[Records contained in a dataset]
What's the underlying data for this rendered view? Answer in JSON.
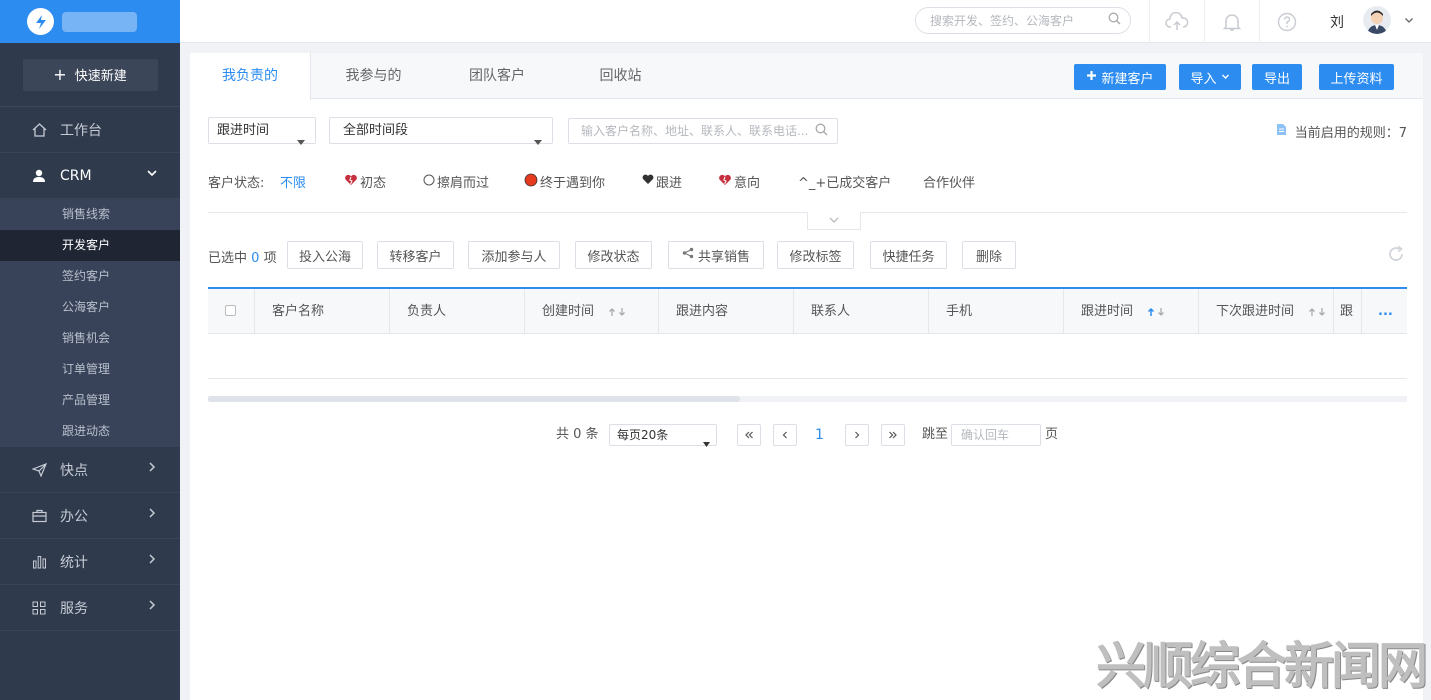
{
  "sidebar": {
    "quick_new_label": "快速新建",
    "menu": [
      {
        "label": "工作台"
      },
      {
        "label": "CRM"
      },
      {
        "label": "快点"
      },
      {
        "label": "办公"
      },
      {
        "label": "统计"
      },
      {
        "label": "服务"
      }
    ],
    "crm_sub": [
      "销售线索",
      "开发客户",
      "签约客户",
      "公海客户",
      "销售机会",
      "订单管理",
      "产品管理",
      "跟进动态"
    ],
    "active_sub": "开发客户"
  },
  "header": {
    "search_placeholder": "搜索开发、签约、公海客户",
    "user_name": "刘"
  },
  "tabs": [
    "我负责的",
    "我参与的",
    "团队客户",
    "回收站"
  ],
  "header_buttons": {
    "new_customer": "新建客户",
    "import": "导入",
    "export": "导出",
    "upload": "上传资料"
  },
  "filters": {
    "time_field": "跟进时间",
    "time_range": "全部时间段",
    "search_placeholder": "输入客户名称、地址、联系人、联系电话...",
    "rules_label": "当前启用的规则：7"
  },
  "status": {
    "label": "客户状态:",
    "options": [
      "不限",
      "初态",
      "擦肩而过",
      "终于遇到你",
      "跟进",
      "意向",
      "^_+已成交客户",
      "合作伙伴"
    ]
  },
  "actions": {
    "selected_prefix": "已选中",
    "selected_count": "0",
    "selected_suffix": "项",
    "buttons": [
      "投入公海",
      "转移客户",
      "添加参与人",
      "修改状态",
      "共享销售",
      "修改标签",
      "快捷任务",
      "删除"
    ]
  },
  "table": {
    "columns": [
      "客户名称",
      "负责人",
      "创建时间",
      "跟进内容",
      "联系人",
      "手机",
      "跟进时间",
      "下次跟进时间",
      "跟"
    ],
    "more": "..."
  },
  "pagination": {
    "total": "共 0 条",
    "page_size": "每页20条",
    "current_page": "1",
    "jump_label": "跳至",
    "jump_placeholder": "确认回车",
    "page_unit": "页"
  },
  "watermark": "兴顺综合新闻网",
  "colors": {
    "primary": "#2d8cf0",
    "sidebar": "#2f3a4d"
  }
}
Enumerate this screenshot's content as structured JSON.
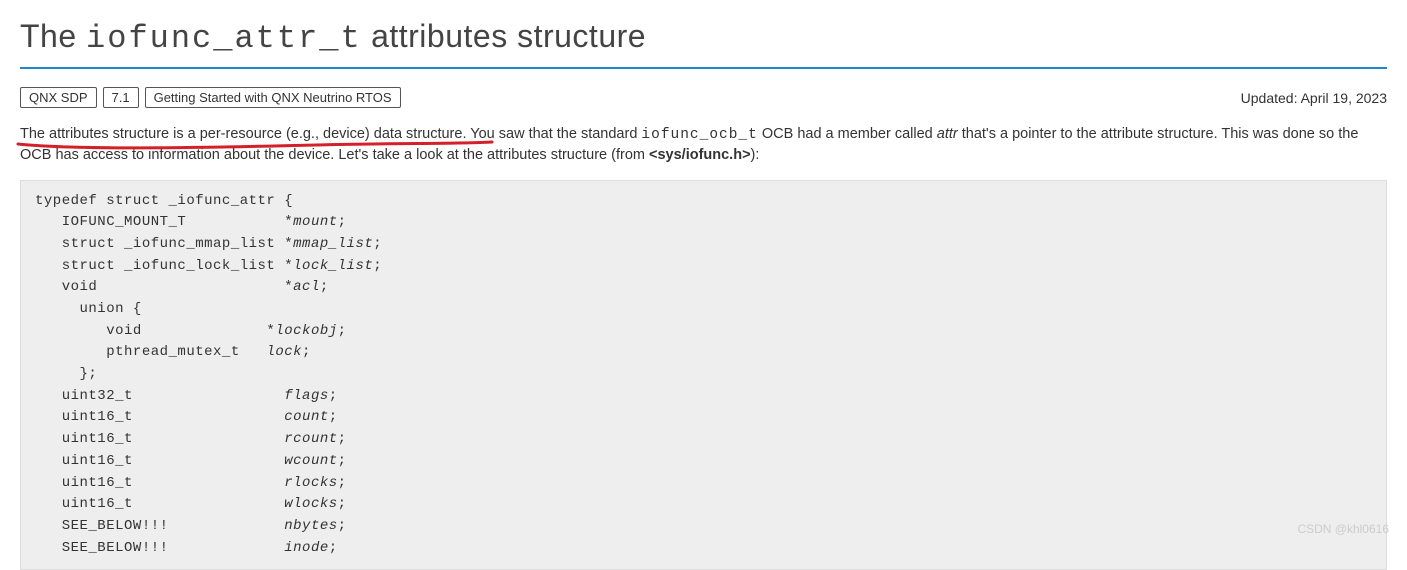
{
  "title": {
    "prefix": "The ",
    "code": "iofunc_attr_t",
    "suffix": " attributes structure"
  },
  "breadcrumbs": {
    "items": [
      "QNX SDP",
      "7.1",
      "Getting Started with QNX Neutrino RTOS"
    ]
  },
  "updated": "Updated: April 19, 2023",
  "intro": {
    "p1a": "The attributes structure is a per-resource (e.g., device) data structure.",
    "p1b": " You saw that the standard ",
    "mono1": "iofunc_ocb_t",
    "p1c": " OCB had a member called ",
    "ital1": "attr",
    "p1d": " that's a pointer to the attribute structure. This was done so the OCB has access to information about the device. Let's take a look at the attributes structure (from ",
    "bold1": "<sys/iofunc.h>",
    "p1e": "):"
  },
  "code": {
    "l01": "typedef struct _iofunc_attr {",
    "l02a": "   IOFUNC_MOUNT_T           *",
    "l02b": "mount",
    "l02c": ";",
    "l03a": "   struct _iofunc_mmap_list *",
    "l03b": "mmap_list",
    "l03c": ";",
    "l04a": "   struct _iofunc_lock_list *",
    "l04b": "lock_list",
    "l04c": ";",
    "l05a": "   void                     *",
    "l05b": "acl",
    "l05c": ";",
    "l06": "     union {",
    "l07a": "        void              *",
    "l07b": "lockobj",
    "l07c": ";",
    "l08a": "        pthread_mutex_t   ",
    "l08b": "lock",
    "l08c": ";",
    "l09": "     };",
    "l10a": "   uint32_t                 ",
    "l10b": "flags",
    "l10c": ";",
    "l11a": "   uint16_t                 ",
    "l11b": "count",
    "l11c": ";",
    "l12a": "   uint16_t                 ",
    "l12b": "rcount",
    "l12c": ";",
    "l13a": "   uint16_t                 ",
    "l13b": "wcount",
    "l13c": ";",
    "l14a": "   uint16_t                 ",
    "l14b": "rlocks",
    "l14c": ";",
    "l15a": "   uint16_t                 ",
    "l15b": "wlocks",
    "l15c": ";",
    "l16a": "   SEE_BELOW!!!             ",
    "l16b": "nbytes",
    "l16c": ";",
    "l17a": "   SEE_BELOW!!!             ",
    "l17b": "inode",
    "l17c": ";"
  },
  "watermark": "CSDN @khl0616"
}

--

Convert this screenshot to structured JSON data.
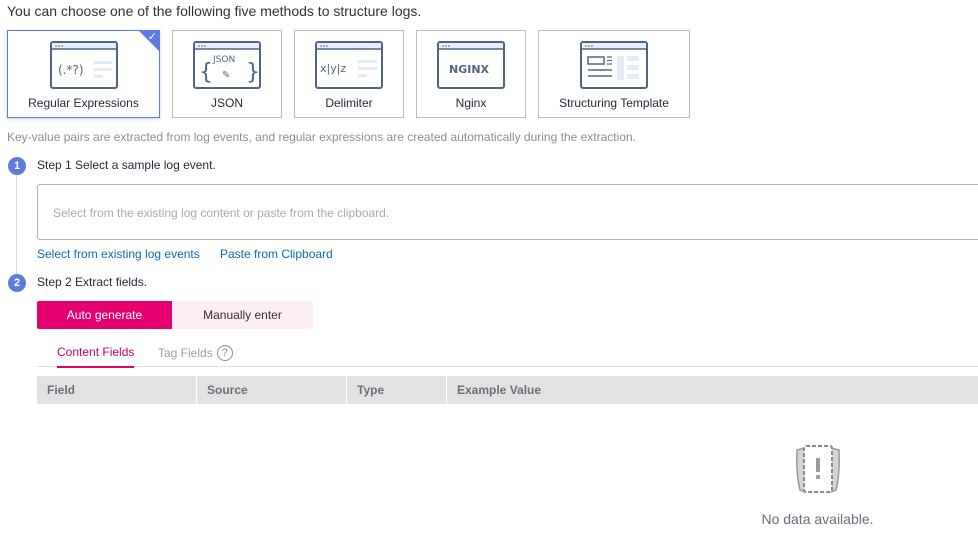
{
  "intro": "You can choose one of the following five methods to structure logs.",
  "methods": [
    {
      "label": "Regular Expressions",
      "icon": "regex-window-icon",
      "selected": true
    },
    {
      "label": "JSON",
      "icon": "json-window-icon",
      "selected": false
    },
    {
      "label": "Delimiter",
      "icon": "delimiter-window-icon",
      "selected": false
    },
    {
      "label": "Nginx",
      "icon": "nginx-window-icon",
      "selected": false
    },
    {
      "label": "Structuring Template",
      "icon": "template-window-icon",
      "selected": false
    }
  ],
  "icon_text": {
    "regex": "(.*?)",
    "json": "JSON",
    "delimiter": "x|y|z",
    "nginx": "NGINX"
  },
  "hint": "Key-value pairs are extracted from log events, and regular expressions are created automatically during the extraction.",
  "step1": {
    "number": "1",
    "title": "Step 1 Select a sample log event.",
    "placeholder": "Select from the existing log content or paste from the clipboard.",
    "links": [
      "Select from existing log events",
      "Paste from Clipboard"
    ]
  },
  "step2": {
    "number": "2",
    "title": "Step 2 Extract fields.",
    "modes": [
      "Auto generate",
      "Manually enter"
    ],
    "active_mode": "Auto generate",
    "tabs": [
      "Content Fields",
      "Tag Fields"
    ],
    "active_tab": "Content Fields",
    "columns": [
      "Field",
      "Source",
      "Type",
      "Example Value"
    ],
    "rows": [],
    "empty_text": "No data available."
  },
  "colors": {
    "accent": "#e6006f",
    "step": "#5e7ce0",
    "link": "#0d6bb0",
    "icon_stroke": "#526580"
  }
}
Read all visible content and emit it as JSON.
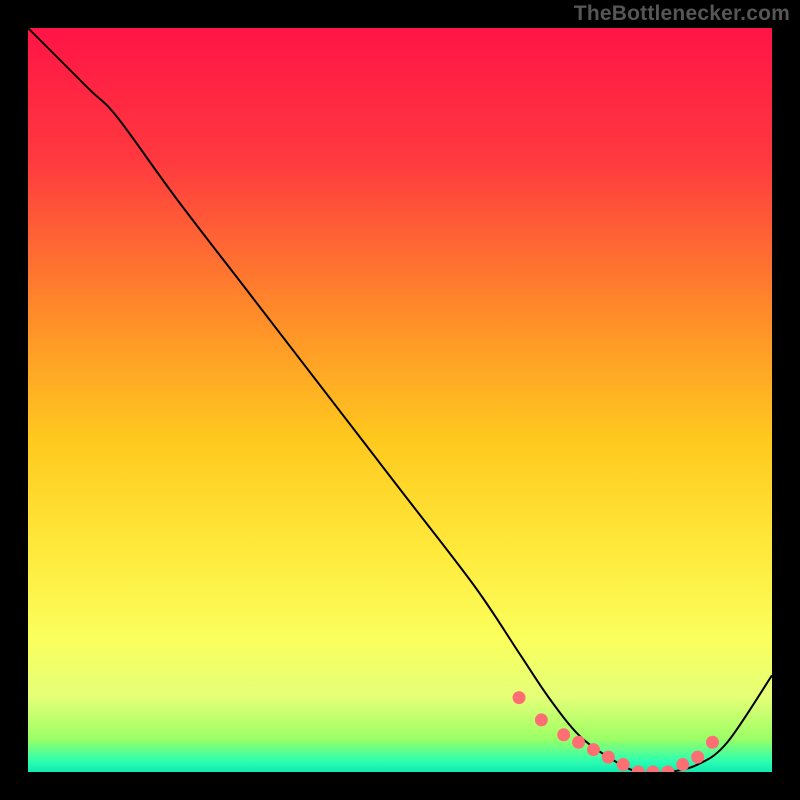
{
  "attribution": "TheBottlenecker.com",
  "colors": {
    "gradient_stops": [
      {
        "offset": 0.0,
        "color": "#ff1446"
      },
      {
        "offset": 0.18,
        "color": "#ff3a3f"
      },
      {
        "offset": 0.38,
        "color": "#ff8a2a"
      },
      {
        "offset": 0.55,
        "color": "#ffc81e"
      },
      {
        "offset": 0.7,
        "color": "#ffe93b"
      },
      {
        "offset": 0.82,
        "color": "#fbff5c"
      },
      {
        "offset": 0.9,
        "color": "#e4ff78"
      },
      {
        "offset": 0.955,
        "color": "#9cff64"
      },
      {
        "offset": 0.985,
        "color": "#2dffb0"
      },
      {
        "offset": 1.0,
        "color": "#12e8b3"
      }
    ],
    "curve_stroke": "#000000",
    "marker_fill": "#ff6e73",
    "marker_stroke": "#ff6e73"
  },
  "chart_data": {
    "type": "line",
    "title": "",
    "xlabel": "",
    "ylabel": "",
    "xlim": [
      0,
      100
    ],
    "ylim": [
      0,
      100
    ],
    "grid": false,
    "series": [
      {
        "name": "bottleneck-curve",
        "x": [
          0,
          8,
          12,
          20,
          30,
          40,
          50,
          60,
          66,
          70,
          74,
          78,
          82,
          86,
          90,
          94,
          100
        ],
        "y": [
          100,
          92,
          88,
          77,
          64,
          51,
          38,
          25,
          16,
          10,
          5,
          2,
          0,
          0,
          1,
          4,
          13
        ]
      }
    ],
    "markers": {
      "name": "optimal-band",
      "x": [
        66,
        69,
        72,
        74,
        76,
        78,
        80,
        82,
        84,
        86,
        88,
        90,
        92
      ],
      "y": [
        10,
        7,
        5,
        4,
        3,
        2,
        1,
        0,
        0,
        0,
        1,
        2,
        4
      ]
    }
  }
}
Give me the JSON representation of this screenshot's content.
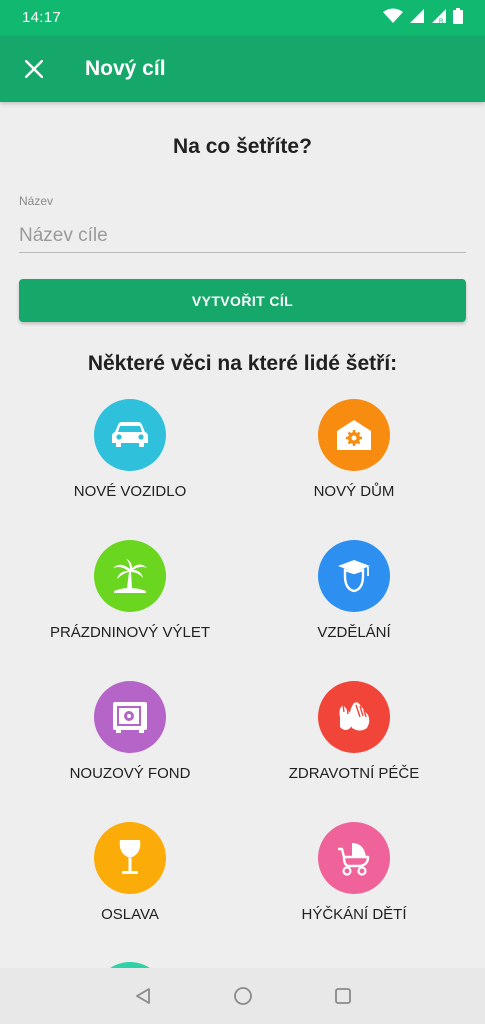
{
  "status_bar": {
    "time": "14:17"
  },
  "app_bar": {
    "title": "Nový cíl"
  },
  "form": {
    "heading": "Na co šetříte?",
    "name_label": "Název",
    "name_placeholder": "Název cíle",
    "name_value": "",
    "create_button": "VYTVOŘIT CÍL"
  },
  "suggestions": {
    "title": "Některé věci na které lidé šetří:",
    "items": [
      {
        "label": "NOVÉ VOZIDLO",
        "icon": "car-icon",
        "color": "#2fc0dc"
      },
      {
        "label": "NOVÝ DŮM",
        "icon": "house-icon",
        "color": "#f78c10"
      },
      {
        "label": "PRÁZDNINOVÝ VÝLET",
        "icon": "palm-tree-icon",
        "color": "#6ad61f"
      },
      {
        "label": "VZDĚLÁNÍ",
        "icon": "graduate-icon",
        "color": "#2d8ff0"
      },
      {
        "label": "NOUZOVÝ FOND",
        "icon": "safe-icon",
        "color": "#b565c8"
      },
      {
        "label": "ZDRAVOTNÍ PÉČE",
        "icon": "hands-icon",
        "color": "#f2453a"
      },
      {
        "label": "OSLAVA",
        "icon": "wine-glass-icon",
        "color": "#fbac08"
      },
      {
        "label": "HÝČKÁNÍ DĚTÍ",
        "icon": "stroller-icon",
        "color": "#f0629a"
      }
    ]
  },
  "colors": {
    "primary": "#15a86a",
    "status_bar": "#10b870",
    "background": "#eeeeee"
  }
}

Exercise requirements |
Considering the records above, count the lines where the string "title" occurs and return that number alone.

Solution below |
6